A disabled woman who gave birth at a Phoenix care facility was likely pregnant before, documents allege
Ugh. And to top it all off, this woman has been institutionalized since the age of about 3 years old. They originally reported that she was in a "vegetative state" but now they describe her as "disabled" and having "intellectual disabilities".
(CNN)A disabled woman who gave birth at an Arizona long-term care facility had been raped repeatedly, and had likely been pregnant before, new documents allege.
Her lawyers filed a $45 million notice of claim to Arizona on Wednesday with allegations against the state along with Hacienda HealthCare, where the woman had lived since 1992.
She delivered a boy at the facility in late December, shocking her caregivers, who said they had no idea she was pregnant. She has since left the facility.
Authorities obtained DNA samples from male staff members and arrested licensed practical nurse Nathan Sutherland, 36, who was caring for the woman. He was charged with sexual assault and vulnerable adult abuse, and has pleaded not guilty.
New allegations revealed
In the notice of claim filed before litigation for settlement discussion, the family made a series of allegations against the state and the health care facility where the now 29-year-old woman lived.
(1992 was 26 years ago. She is now 29.)
The Maricopa County Medical Center examined the woman after she gave birth and concluded she'd been "violated repeatedly," the documents allege. Her giving birth was likely a "repeat parous event," which means she may have been pregnant before, the documents say.
From the claim, it's unclear whether she carried the previous pregnancy her family believes she had to term.
It said the woman suffered multiple sexual assaults that caused her permanent physical and emotional pain, and caused her parents significant emotional distress.
The woman has intellectual disabilities as a result of childhood seizures, and is bedridden and nonverbal. But she can move some of her extremities, respond to sound and make facial gestures, according to her family.
Her parents had previously requested that she be cared for by female employees and was assured that would happen, but it did not, the documents allege. Instead, unsupervised male caretakers, including the suspect, were allowed to go into her room, the documents say.

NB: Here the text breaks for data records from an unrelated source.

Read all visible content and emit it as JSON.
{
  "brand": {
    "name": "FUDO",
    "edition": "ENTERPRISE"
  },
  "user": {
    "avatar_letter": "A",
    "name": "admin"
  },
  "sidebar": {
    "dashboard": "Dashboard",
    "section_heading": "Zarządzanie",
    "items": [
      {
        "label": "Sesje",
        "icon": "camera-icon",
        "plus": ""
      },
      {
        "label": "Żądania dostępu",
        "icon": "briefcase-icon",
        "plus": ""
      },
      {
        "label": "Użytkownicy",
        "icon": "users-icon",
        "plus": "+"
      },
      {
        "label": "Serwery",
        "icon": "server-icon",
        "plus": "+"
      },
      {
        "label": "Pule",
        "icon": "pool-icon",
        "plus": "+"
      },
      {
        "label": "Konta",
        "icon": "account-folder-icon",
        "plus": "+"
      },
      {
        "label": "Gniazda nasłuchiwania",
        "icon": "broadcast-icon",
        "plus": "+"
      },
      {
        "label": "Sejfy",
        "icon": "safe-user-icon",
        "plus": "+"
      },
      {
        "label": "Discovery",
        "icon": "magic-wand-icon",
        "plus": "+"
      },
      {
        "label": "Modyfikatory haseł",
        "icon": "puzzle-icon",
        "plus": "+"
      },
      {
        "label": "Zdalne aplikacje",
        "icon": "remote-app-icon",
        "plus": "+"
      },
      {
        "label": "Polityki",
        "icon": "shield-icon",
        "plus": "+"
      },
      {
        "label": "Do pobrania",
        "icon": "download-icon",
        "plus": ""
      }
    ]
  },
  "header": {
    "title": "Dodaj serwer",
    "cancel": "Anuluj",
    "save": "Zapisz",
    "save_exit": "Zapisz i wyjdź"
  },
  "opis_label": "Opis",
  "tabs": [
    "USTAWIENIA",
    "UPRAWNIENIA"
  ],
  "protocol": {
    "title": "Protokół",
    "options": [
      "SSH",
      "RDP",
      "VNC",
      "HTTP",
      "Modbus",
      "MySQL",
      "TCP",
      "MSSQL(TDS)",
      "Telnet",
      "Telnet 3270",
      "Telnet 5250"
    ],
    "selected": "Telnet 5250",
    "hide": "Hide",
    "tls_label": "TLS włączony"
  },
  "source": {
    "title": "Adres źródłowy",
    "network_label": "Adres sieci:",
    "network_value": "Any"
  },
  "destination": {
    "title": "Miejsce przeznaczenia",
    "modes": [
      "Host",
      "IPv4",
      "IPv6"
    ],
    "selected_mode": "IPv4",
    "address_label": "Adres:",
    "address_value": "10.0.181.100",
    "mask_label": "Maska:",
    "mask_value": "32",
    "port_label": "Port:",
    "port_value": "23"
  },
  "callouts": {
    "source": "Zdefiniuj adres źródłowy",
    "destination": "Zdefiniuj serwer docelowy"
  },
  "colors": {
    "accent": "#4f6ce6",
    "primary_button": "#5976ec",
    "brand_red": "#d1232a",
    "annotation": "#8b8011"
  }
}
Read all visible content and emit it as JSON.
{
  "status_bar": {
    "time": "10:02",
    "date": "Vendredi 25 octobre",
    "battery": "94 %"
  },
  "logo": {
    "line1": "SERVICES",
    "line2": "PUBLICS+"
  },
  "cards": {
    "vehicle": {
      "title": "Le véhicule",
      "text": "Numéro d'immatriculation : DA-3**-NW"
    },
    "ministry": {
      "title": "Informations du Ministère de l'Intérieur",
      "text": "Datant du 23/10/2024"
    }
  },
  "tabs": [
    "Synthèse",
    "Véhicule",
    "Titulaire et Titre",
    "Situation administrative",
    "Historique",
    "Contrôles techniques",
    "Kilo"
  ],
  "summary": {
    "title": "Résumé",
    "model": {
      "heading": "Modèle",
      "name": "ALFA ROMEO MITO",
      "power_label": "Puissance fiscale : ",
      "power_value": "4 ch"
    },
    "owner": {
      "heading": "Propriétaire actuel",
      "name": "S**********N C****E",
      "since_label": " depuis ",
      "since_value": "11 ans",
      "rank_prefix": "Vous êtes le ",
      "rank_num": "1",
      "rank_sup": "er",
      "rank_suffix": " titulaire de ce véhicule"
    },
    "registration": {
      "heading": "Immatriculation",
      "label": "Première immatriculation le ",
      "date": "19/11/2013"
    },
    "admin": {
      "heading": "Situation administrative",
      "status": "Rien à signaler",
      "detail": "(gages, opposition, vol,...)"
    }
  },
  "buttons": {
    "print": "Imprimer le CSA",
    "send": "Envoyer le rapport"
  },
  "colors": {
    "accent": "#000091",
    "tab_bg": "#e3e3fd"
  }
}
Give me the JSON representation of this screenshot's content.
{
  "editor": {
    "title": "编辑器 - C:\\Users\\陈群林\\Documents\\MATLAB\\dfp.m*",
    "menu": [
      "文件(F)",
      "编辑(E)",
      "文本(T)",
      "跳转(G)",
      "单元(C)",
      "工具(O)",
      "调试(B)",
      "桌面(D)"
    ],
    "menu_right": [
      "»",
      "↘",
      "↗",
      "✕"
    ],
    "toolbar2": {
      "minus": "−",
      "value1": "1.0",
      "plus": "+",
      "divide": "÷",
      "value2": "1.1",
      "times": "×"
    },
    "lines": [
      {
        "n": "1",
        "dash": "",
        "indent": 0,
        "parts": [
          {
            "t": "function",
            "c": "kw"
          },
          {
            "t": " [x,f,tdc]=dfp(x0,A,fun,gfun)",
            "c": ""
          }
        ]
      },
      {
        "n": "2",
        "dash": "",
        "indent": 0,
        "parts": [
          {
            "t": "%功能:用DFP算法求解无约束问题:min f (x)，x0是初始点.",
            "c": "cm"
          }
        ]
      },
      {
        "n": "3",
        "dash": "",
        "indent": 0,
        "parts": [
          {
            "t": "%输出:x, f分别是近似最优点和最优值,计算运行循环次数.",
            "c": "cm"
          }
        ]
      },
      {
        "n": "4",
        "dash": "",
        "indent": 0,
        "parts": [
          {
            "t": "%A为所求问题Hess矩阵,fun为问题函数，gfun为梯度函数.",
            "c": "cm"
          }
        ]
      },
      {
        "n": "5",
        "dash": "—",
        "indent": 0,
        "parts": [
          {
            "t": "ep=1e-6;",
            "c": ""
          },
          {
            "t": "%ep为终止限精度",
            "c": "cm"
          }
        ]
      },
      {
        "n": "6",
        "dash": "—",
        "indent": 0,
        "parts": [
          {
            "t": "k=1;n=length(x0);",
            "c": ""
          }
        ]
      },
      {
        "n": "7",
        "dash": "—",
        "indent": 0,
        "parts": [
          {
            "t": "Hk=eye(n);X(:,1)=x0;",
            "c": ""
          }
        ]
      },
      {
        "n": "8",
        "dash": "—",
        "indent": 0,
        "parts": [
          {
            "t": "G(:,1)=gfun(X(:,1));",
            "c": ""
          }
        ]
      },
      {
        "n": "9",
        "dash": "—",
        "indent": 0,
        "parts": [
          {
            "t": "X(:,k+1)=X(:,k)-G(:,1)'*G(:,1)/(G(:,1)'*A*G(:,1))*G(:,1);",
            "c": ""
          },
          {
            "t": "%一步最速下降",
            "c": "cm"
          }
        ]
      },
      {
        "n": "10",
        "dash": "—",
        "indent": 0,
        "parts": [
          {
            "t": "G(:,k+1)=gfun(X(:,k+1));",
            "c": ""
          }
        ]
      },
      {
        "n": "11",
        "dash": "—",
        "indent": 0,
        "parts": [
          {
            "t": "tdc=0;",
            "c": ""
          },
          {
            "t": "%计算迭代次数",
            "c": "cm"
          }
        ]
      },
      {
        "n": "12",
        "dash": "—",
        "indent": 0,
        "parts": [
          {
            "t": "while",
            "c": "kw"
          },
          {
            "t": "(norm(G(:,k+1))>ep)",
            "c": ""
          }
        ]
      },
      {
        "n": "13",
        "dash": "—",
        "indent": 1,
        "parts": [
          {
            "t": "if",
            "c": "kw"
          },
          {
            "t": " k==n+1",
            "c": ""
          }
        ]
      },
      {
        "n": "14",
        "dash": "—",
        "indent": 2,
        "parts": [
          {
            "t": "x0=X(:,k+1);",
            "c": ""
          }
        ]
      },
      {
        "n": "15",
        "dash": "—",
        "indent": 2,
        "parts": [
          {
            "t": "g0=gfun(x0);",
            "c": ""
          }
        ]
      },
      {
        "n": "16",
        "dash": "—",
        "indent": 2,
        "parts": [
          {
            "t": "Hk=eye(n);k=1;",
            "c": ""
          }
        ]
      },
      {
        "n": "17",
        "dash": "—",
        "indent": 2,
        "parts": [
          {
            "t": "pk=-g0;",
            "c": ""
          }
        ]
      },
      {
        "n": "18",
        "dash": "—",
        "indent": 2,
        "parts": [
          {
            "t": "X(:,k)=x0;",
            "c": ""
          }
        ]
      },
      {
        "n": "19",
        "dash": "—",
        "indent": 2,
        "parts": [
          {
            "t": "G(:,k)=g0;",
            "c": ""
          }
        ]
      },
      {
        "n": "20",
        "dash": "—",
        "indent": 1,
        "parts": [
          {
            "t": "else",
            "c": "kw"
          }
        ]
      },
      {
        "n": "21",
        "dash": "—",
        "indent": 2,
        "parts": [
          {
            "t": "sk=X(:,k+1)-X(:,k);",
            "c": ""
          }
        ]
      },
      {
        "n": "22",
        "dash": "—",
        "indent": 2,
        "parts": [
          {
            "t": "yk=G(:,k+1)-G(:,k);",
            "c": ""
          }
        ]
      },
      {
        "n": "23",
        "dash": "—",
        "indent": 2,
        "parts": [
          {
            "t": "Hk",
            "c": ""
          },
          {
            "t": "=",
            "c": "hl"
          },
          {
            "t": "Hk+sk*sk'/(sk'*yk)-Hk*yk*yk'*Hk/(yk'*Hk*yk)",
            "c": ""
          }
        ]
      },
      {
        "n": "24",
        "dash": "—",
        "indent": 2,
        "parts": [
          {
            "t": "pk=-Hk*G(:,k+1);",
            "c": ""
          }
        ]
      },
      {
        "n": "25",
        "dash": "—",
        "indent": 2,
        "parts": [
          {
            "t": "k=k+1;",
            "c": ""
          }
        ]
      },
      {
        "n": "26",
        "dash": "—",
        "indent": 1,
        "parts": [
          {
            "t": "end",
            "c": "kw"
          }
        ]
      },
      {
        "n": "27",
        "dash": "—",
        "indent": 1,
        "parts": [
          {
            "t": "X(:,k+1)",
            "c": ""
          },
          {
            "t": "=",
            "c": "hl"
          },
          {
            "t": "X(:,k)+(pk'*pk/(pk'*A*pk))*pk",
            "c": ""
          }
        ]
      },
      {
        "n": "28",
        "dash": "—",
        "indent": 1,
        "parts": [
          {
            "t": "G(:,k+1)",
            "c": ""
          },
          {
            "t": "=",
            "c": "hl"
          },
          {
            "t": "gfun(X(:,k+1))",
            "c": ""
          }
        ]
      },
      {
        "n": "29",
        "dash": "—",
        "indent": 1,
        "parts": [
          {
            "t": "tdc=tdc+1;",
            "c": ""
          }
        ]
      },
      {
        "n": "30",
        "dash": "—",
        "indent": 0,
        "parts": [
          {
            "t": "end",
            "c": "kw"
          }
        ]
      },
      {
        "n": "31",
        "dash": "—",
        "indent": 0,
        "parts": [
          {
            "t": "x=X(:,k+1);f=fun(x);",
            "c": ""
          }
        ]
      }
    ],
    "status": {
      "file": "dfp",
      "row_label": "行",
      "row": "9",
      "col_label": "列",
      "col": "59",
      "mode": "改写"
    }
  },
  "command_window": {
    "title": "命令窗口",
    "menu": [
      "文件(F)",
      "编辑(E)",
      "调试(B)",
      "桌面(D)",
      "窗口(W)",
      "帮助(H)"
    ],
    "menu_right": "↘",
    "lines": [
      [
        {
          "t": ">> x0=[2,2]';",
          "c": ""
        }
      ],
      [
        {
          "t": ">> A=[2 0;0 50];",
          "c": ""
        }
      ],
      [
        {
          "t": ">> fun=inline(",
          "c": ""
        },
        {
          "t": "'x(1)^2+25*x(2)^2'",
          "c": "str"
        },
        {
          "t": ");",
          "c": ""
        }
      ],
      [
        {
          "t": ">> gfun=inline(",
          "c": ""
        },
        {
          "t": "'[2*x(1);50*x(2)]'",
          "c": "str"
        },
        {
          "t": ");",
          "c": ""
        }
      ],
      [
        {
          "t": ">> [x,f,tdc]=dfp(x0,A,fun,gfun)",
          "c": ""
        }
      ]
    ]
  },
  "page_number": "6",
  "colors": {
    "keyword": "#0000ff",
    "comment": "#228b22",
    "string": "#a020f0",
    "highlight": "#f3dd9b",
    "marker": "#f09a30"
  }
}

The documents accuse the state of being "vicariously liable for the negligence, gross negligence and medical negligence" at Hacienda.
It also raises a question for me about the medical ethics of the whole situation, even if she hadn't been raped. This is not a life. Is this a life worth living, even without the rape? Is euthanasia not kinder? If it were a horse with a broken leg, we would "put it down as a kindness". But since she's a homo sapiens, we keep this bedridden, nonverbal body alive for decades. Is that truly the most ethical decision?
A fool thinks himself to be wise, but a wise man knows himself to be a fool.